> **WORK INSTRUCTION**: Leave out the pictures and reproduce all of the data exactly.

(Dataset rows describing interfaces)

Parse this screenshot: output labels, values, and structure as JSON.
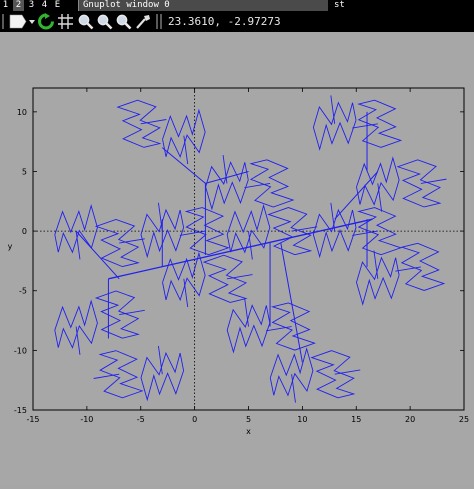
{
  "taskbar": {
    "workspaces": [
      "1",
      "2",
      "3",
      "4",
      "E"
    ],
    "window_title": "Gnuplot window 0",
    "right_label": "st"
  },
  "toolbar": {
    "coordinates": "23.3610, -2.97273",
    "icons": [
      "copy-clipboard-icon",
      "replot-icon",
      "grid-icon",
      "zoom-previous-icon",
      "zoom-next-icon",
      "unzoom-icon",
      "mouse-toggle-icon"
    ]
  },
  "plot": {
    "xlabel": "x",
    "ylabel": "y",
    "xticks": [
      "-15",
      "-10",
      "-5",
      "0",
      "5",
      "10",
      "15",
      "20",
      "25"
    ],
    "yticks": [
      "10",
      "5",
      "0",
      "-5",
      "-10",
      "-15"
    ],
    "line_color": "#2020f0"
  },
  "chart_data": {
    "type": "line",
    "title": "",
    "xlabel": "x",
    "ylabel": "y",
    "xlim": [
      -15,
      25
    ],
    "ylim": [
      -15,
      12
    ],
    "xticks": [
      -15,
      -10,
      -5,
      0,
      5,
      10,
      15,
      20,
      25
    ],
    "yticks": [
      -15,
      -10,
      -5,
      0,
      5,
      10
    ],
    "grid": false,
    "zero_axes": true,
    "series": [
      {
        "description": "fractal",
        "color": "#2020f0",
        "trunk": [
          [
            -8,
            -4
          ],
          [
            16.5,
            1
          ]
        ],
        "branches": [
          [
            [
              -8,
              -4
            ],
            [
              -8,
              -9
            ]
          ],
          [
            [
              -7,
              -4
            ],
            [
              -11,
              0
            ]
          ],
          [
            [
              -3,
              -3
            ],
            [
              -3,
              1
            ]
          ],
          [
            [
              1,
              -2
            ],
            [
              1,
              4
            ]
          ],
          [
            [
              1,
              4
            ],
            [
              -3,
              7
            ]
          ],
          [
            [
              1,
              4
            ],
            [
              5,
              5
            ]
          ],
          [
            [
              7,
              -1
            ],
            [
              7,
              -8
            ]
          ],
          [
            [
              13,
              1
            ],
            [
              17,
              5
            ]
          ],
          [
            [
              16,
              1
            ],
            [
              16,
              -3
            ]
          ],
          [
            [
              16,
              5
            ],
            [
              16,
              10
            ]
          ],
          [
            [
              8,
              -1
            ],
            [
              10,
              -11
            ]
          ]
        ],
        "motif_centers": [
          [
            -11,
            0
          ],
          [
            -7,
            -1
          ],
          [
            -3,
            0
          ],
          [
            1,
            0
          ],
          [
            5,
            0
          ],
          [
            9,
            0
          ],
          [
            13,
            0
          ],
          [
            17,
            0
          ],
          [
            -11,
            -8
          ],
          [
            -7,
            -7
          ],
          [
            -3,
            -12
          ],
          [
            -7,
            -12
          ],
          [
            -1,
            8
          ],
          [
            -5,
            9
          ],
          [
            3,
            4
          ],
          [
            7,
            4
          ],
          [
            -1,
            -4
          ],
          [
            3,
            -4
          ],
          [
            5,
            -8
          ],
          [
            9,
            -8
          ],
          [
            9,
            -12
          ],
          [
            13,
            -12
          ],
          [
            13,
            9
          ],
          [
            17,
            9
          ],
          [
            17,
            4
          ],
          [
            21,
            4
          ],
          [
            17,
            -4
          ],
          [
            21,
            -3
          ]
        ]
      }
    ]
  }
}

> **RESULT OF THIS TASK**:
Parse this screenshot: output labels, values, and structure as JSON.
{
  "taskbar": {
    "workspaces": [
      "1",
      "2",
      "3",
      "4",
      "E"
    ],
    "window_title": "Gnuplot window 0",
    "right_label": "st"
  },
  "toolbar": {
    "coordinates": "23.3610, -2.97273",
    "icons": [
      "copy-clipboard-icon",
      "replot-icon",
      "grid-icon",
      "zoom-previous-icon",
      "zoom-next-icon",
      "unzoom-icon",
      "mouse-toggle-icon"
    ]
  },
  "plot": {
    "xlabel": "x",
    "ylabel": "y",
    "xticks": [
      "-15",
      "-10",
      "-5",
      "0",
      "5",
      "10",
      "15",
      "20",
      "25"
    ],
    "yticks": [
      "10",
      "5",
      "0",
      "-5",
      "-10",
      "-15"
    ],
    "line_color": "#2020f0"
  },
  "chart_data": {
    "type": "line",
    "title": "",
    "xlabel": "x",
    "ylabel": "y",
    "xlim": [
      -15,
      25
    ],
    "ylim": [
      -15,
      12
    ],
    "xticks": [
      -15,
      -10,
      -5,
      0,
      5,
      10,
      15,
      20,
      25
    ],
    "yticks": [
      -15,
      -10,
      -5,
      0,
      5,
      10
    ],
    "grid": false,
    "zero_axes": true,
    "series": [
      {
        "description": "fractal",
        "color": "#2020f0",
        "trunk": [
          [
            -8,
            -4
          ],
          [
            16.5,
            1
          ]
        ],
        "branches": [
          [
            [
              -8,
              -4
            ],
            [
              -8,
              -9
            ]
          ],
          [
            [
              -7,
              -4
            ],
            [
              -11,
              0
            ]
          ],
          [
            [
              -3,
              -3
            ],
            [
              -3,
              1
            ]
          ],
          [
            [
              1,
              -2
            ],
            [
              1,
              4
            ]
          ],
          [
            [
              1,
              4
            ],
            [
              -3,
              7
            ]
          ],
          [
            [
              1,
              4
            ],
            [
              5,
              5
            ]
          ],
          [
            [
              7,
              -1
            ],
            [
              7,
              -8
            ]
          ],
          [
            [
              13,
              1
            ],
            [
              17,
              5
            ]
          ],
          [
            [
              16,
              1
            ],
            [
              16,
              -3
            ]
          ],
          [
            [
              16,
              5
            ],
            [
              16,
              10
            ]
          ],
          [
            [
              8,
              -1
            ],
            [
              10,
              -11
            ]
          ]
        ],
        "motif_centers": [
          [
            -11,
            0
          ],
          [
            -7,
            -1
          ],
          [
            -3,
            0
          ],
          [
            1,
            0
          ],
          [
            5,
            0
          ],
          [
            9,
            0
          ],
          [
            13,
            0
          ],
          [
            17,
            0
          ],
          [
            -11,
            -8
          ],
          [
            -7,
            -7
          ],
          [
            -3,
            -12
          ],
          [
            -7,
            -12
          ],
          [
            -1,
            8
          ],
          [
            -5,
            9
          ],
          [
            3,
            4
          ],
          [
            7,
            4
          ],
          [
            -1,
            -4
          ],
          [
            3,
            -4
          ],
          [
            5,
            -8
          ],
          [
            9,
            -8
          ],
          [
            9,
            -12
          ],
          [
            13,
            -12
          ],
          [
            13,
            9
          ],
          [
            17,
            9
          ],
          [
            17,
            4
          ],
          [
            21,
            4
          ],
          [
            17,
            -4
          ],
          [
            21,
            -3
          ]
        ]
      }
    ]
  }
}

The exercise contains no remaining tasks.